Compression & service workers slashed our load times.
These are HubSpot’s highest value conversion, making them a litmus test for the quality of the conversion mix.
By improving HubSpot's chat bots and chat experience, this became a conversion with a high close rate.
With dynamic numbers, we targeted high intent customers.
This resulted in millions of dollars in new ARR for HubSpot, tied directly to our iterations.
HubSpot Analytics, Google Analytics 360 and Amplitude were used to collect data, which was then compiled in Google BigQuery and used to populate custom visualizations that were built in Google Data Studio. This allowed us to see data across the entire site and product, and focus exclusively on metrics and questions that were relevant to our work. Using a predictive analytics model that was laid on top of this data, we were able to measure conversion not by clicks or submissions, but by user retention and revenue. This was tracked across more than 90 unique conversion journeys throughout the site.
All 90+ conversion flows in Google Sheets, after being compiled in Google BigQuery.
Snapshot from our weekly meeting, covering key metrics and experiments.
The lessons learned here stretch far beyond the walls of HubSpot. In this speech that I gave to a room of students and startup founders, I go into even greater depth on this project, our process and what we learned.
Perhaps this is the hyper-critical designer in me, but I was about 70% happy with the design at launch. Considering where we were in the first iteration, versus where landed, I was proud of what we achieved. The site became one of the highest performing in the SaaS industry. But I still saw more potential in it. Aesthetics, usability, copy, code; there were many areas that stood to be improved. We put the roadmap in place to do exactly that, and it's continuing to roll out today.
Previously, our iterations went over scope and occasionally required that we push deadlines. I cited this as an area for improvement in the case study for our first iteration, and following that, we fully conquered the issue. We managed to get project management down to a science, leveraging systems built in JIRA, InVision, and Google to flesh out and track each project. We became maniacally focused on goals and objectives, which helped us to eliminate scope creep and stay true to the deadline. With each iteration, we improved; a huge benefit of an iterative process.
Serving as the UX Lead on the site, as part of a small 12 person SWAT team tasked with building HubSpot.com, I quickly learned the value of focus, compromise, and leadership by influence. All 1,600 employees at HubSpot had a direct stake in the site. The ability to manage those relationships and turn insight into action allowed me to scale my work and get more of the company behind UX as a practice, beyond just HubSpot.com. This was a strong indirect benefit of this project.
We relentlessly took an objective approach with these designs, and despite that being a painstaking effort, we saw it pay strong dividends with each iteration. I don’t credit our doubled and tripled conversion rates to chance or genius, but to a deep study and understanding of our users and product. This went all the way down to aesthetics, where we didn’t debate over personal preferences; rather, we tested aesthetic directions with actual users and quantified the best aesthetics. From my point of view, the fostering of this approach was one of the biggest wins for this project.

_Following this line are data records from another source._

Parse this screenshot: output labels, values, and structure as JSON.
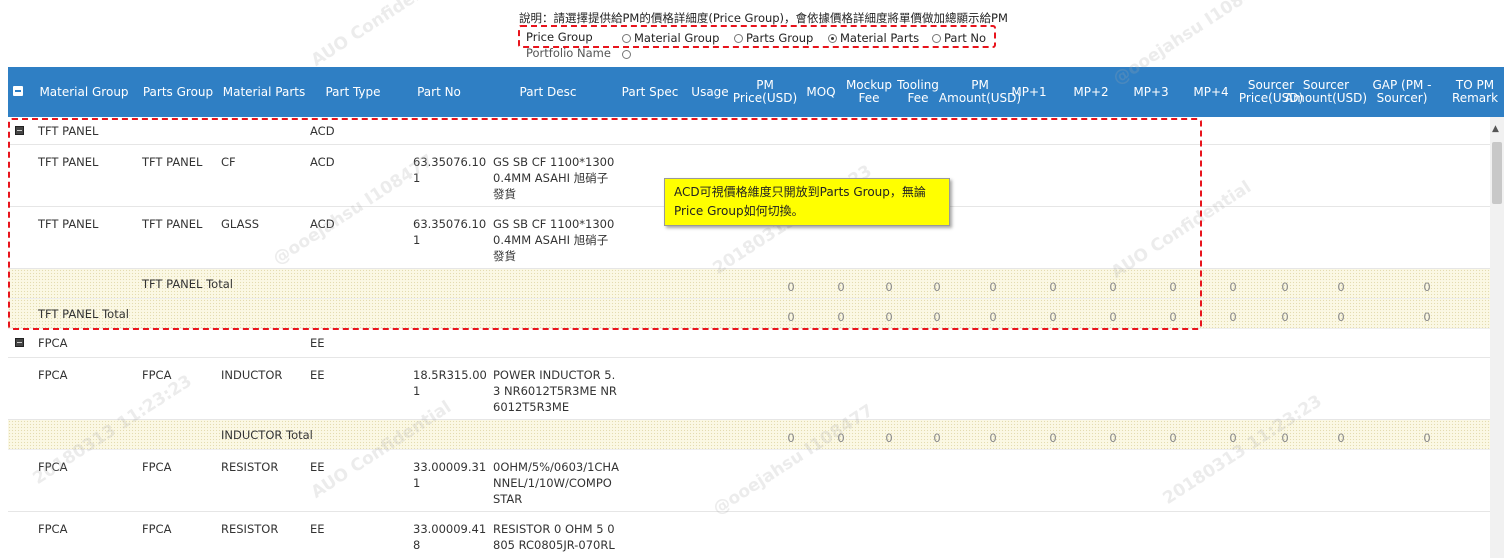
{
  "instruction": "說明：請選擇提供給PM的價格詳細度(Price Group)，會依據價格詳細度將單價做加總顯示給PM",
  "price_group": {
    "label": "Price Group",
    "options": [
      "Material Group",
      "Parts Group",
      "Material Parts",
      "Part No"
    ],
    "selected": "Material Parts"
  },
  "portfolio_label": "Portfolio Name",
  "columns": [
    "Material Group",
    "Parts Group",
    "Material Parts",
    "Part Type",
    "Part No",
    "Part Desc",
    "Part Spec",
    "Usage",
    "PM Price(USD)",
    "MOQ",
    "Mockup Fee",
    "Tooling Fee",
    "PM Amount(USD)",
    "MP+1",
    "MP+2",
    "MP+3",
    "MP+4",
    "Sourcer Price(USD)",
    "Sourcer Amount(USD)",
    "GAP (PM - Sourcer)",
    "TO PM Remark"
  ],
  "rows": [
    {
      "kind": "group",
      "material_group": "TFT PANEL",
      "part_type": "ACD"
    },
    {
      "kind": "item",
      "material_group": "TFT PANEL",
      "parts_group": "TFT PANEL",
      "material_parts": "CF",
      "part_type": "ACD",
      "part_no": "63.35076.101",
      "part_desc": "GS SB CF 1100*1300 0.4MM ASAHI 旭硝子發貨"
    },
    {
      "kind": "item",
      "material_group": "TFT PANEL",
      "parts_group": "TFT PANEL",
      "material_parts": "GLASS",
      "part_type": "ACD",
      "part_no": "63.35076.101",
      "part_desc": "GS SB CF 1100*1300 0.4MM ASAHI 旭硝子發貨"
    },
    {
      "kind": "total",
      "label": "TFT PANEL Total",
      "level": "parts_group",
      "values": [
        "0",
        "0",
        "0",
        "0",
        "0",
        "0",
        "0",
        "0",
        "0",
        "0",
        "0",
        "0"
      ]
    },
    {
      "kind": "total",
      "label": "TFT PANEL Total",
      "level": "material_group",
      "values": [
        "0",
        "0",
        "0",
        "0",
        "0",
        "0",
        "0",
        "0",
        "0",
        "0",
        "0",
        "0"
      ]
    },
    {
      "kind": "group",
      "material_group": "FPCA",
      "part_type": "EE"
    },
    {
      "kind": "item",
      "material_group": "FPCA",
      "parts_group": "FPCA",
      "material_parts": "INDUCTOR",
      "part_type": "EE",
      "part_no": "18.5R315.001",
      "part_desc": "POWER INDUCTOR 5.3 NR6012T5R3ME NR6012T5R3ME"
    },
    {
      "kind": "total",
      "label": "INDUCTOR Total",
      "level": "material_parts",
      "values": [
        "0",
        "0",
        "0",
        "0",
        "0",
        "0",
        "0",
        "0",
        "0",
        "0",
        "0",
        "0"
      ]
    },
    {
      "kind": "item",
      "material_group": "FPCA",
      "parts_group": "FPCA",
      "material_parts": "RESISTOR",
      "part_type": "EE",
      "part_no": "33.00009.311",
      "part_desc": "0OHM/5%/0603/1CHANNEL/1/10W/COMPOSTAR"
    },
    {
      "kind": "item",
      "material_group": "FPCA",
      "parts_group": "FPCA",
      "material_parts": "RESISTOR",
      "part_type": "EE",
      "part_no": "33.00009.418",
      "part_desc": "RESISTOR 0 OHM 5 0805 RC0805JR-070RL"
    }
  ],
  "annotation": "ACD可視價格維度只開放到Parts Group，無論Price Group如何切換。",
  "watermark": {
    "line1": "AUO Confidential",
    "line2": "@ooejahsu I108477",
    "line3": "20180313 11:23:23"
  },
  "colors": {
    "header_bg": "#2f7fc4",
    "highlight_border": "#e8141c",
    "note_bg": "#ffff00"
  }
}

These iterations were built on the foundation of the first redesign that I took part in at HubSpot - back when we were still establishing our UX process, and had only a fraction of the team and site traffic. Take a journey back to our roots.
Brought in as the team’s first UX Designer, I established our process and led HubSpot.com through its first major redesign.

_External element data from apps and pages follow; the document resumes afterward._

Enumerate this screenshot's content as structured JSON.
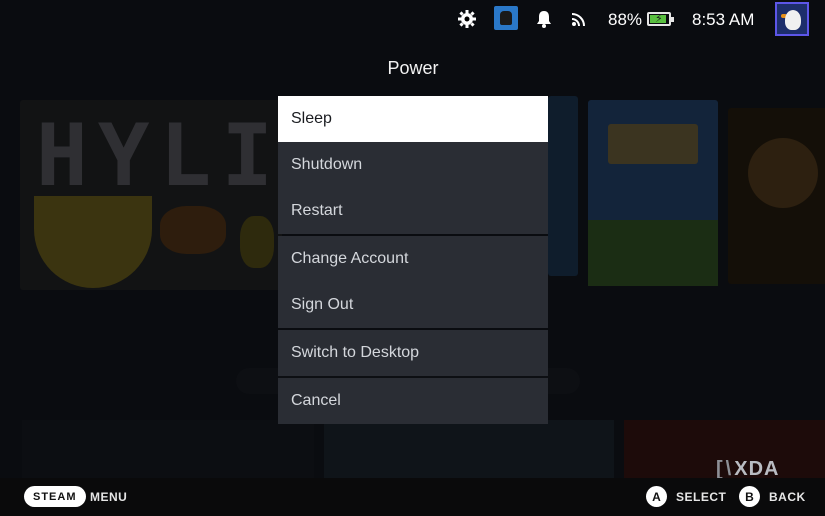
{
  "topbar": {
    "battery_percent": "88%",
    "battery_level": 0.88,
    "time": "8:53 AM"
  },
  "icons": {
    "gear": "gear-icon",
    "app": "app-icon",
    "bell": "bell-icon",
    "cast": "cast-icon",
    "battery": "battery-charging-icon",
    "avatar": "goose-avatar"
  },
  "power_menu": {
    "title": "Power",
    "items": [
      {
        "label": "Sleep",
        "selected": true
      },
      {
        "label": "Shutdown"
      },
      {
        "label": "Restart"
      },
      {
        "label": "Change Account"
      },
      {
        "label": "Sign Out"
      },
      {
        "label": "Switch to Desktop"
      },
      {
        "label": "Cancel"
      }
    ]
  },
  "bottombar": {
    "steam_label": "STEAM",
    "menu_label": "MENU",
    "a_glyph": "A",
    "select_label": "SELECT",
    "b_glyph": "B",
    "back_label": "BACK"
  },
  "watermark": {
    "text": "XDA",
    "bracket": "[",
    "slash": "\\"
  },
  "colors": {
    "menu_item_bg": "#2a2d34",
    "menu_selected_bg": "#ffffff",
    "avatar_border": "#5d56e8",
    "battery_fill": "#59bf40"
  }
}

A revolutionary idea and a tight timeframe would result in this critical redesign of our fledgling startup's website and product.